To do –
In the data below, how many lines include the string "уравнение"? Give only the number.

Dataset content –
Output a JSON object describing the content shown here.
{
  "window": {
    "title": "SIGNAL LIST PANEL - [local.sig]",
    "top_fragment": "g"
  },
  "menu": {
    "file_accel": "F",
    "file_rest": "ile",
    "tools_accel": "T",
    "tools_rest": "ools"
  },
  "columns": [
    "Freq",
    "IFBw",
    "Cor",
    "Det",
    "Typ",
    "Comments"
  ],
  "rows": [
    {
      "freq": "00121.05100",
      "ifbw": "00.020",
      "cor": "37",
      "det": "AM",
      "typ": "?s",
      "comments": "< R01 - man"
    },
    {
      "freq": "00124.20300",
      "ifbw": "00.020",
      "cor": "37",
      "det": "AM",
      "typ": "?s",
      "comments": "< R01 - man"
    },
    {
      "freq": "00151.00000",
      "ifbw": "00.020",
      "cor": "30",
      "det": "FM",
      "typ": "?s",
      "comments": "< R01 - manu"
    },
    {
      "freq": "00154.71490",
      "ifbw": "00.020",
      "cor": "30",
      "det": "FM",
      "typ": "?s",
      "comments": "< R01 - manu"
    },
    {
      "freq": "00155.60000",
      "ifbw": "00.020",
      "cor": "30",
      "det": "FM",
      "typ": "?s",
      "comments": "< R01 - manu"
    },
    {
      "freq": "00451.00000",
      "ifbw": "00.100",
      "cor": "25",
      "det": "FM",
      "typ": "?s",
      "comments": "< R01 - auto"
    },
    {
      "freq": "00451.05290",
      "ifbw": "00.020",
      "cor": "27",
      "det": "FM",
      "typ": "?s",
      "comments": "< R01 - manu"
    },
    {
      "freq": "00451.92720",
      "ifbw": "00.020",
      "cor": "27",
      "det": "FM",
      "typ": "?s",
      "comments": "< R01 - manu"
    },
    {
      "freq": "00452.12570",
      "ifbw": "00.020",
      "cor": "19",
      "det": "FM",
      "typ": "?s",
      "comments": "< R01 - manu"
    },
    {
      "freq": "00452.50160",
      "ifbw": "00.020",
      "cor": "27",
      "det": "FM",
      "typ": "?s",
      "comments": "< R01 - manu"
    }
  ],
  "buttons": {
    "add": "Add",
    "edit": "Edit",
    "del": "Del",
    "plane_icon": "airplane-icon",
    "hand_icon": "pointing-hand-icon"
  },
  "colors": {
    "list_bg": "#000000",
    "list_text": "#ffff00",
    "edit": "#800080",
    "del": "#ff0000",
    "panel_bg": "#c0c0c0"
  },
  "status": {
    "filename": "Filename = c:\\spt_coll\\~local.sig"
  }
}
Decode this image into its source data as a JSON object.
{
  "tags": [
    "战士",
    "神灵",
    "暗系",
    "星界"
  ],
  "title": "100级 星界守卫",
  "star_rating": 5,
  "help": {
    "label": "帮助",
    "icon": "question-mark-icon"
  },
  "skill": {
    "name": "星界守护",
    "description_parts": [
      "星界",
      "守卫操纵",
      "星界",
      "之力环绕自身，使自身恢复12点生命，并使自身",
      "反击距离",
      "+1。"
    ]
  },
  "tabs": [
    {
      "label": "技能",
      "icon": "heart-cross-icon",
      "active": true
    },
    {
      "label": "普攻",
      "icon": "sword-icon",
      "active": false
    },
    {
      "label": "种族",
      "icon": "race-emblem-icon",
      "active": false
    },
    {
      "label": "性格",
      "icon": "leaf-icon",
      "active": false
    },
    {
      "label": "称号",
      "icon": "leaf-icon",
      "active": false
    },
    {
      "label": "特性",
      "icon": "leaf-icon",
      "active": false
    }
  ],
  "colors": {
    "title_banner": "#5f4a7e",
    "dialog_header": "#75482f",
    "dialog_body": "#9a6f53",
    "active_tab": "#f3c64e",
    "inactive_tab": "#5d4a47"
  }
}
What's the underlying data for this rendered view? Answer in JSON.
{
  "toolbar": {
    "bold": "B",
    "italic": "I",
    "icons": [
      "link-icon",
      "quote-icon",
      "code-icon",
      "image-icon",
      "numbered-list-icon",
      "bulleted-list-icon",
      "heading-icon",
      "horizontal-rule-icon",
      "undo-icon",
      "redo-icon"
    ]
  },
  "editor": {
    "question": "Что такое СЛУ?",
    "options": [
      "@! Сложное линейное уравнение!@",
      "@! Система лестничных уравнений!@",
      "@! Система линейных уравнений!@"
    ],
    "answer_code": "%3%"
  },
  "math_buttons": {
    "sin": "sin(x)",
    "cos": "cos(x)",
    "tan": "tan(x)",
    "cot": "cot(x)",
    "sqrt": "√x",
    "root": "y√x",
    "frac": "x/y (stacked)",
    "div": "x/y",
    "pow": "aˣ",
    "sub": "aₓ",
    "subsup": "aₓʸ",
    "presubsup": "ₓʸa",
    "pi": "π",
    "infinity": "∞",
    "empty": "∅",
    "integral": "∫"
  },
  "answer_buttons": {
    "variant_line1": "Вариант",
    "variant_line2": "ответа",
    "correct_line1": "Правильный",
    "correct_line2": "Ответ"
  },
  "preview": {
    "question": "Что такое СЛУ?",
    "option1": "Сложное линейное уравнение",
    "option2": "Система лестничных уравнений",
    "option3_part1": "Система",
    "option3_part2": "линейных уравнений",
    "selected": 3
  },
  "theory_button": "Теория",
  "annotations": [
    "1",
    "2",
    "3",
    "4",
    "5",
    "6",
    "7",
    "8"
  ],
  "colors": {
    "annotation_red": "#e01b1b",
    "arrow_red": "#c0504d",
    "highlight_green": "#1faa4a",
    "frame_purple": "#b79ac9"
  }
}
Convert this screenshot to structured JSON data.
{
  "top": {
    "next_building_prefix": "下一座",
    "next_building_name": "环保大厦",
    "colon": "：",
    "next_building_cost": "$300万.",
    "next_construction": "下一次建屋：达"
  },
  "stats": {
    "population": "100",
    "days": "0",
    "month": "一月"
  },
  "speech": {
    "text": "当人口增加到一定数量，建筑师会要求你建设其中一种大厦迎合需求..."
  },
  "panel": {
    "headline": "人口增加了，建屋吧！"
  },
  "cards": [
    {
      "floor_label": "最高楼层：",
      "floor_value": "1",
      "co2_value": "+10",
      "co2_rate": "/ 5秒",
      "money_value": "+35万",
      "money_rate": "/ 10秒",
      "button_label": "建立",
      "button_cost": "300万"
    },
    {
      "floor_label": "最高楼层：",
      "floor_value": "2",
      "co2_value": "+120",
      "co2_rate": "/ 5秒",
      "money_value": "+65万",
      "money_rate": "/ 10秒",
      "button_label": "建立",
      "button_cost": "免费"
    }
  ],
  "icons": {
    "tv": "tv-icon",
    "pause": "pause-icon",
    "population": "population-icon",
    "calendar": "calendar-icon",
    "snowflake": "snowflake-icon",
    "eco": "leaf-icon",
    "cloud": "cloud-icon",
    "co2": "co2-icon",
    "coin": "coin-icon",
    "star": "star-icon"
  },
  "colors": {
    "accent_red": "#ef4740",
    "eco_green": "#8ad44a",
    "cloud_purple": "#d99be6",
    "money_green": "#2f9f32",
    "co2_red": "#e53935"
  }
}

Solution to the problem –
2